*** Listed records Section Begins ***
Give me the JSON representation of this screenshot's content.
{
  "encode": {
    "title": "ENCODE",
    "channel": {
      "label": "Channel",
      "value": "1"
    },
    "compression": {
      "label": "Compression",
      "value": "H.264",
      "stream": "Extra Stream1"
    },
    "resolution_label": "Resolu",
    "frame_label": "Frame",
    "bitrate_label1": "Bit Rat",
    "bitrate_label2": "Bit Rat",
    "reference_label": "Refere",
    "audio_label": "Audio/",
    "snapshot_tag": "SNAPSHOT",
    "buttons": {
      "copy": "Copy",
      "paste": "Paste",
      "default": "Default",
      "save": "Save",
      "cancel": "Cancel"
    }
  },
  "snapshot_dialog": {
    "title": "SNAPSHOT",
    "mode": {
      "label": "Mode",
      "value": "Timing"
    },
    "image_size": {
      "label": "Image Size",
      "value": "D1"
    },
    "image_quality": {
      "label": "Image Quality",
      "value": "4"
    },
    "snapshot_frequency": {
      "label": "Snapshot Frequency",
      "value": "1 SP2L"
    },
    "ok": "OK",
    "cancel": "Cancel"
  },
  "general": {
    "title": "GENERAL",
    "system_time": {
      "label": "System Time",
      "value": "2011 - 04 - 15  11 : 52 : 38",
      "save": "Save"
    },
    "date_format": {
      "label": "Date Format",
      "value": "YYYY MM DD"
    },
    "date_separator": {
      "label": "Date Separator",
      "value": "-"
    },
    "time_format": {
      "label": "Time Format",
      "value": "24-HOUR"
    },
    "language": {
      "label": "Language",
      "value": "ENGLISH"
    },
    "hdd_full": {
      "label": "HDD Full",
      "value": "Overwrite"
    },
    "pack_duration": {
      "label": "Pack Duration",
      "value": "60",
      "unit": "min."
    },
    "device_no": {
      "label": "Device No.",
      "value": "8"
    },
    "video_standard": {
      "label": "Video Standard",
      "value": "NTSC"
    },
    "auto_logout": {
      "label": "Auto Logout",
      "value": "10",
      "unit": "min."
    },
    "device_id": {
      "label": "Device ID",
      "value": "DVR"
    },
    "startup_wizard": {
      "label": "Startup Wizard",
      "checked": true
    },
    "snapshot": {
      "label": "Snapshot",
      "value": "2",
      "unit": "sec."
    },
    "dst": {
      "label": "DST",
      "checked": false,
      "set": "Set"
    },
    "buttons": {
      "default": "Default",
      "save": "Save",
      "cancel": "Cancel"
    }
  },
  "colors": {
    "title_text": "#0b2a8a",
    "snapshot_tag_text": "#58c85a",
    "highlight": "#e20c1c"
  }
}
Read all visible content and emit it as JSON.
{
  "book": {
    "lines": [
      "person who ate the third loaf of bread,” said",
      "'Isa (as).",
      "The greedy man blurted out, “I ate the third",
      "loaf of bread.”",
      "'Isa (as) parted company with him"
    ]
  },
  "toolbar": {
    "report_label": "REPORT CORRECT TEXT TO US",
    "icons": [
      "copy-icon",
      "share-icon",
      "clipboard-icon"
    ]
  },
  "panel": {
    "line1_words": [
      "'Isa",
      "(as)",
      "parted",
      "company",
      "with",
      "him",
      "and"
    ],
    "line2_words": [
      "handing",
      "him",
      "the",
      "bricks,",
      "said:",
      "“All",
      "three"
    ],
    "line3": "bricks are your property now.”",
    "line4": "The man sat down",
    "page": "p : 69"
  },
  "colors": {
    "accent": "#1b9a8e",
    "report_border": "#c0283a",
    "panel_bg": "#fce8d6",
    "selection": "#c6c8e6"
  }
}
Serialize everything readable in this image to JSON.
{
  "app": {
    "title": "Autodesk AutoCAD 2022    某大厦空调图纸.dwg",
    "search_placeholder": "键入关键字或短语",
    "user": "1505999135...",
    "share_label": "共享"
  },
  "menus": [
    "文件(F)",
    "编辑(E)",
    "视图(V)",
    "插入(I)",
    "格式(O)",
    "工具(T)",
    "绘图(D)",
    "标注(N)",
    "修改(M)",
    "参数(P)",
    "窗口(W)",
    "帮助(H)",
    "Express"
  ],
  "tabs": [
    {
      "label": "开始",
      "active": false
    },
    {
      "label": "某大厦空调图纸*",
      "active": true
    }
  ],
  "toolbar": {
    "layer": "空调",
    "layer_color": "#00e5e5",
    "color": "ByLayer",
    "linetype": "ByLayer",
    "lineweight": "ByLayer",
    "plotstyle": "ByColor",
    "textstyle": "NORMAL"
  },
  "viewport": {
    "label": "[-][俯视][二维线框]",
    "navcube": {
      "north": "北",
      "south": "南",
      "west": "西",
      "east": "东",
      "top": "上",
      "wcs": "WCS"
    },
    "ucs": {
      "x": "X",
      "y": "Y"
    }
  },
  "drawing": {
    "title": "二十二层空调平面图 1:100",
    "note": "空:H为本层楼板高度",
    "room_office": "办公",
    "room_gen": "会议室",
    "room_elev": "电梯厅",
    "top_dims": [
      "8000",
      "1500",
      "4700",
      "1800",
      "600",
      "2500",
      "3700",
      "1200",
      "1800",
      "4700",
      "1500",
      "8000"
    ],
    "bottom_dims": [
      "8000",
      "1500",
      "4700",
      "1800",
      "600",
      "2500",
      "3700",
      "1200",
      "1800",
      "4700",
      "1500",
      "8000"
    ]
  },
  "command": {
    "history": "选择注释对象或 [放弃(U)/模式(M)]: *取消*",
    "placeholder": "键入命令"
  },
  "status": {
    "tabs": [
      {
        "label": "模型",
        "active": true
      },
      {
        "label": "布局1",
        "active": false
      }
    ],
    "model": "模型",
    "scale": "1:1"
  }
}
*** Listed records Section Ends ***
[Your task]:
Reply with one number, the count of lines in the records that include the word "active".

[Answer area]:
4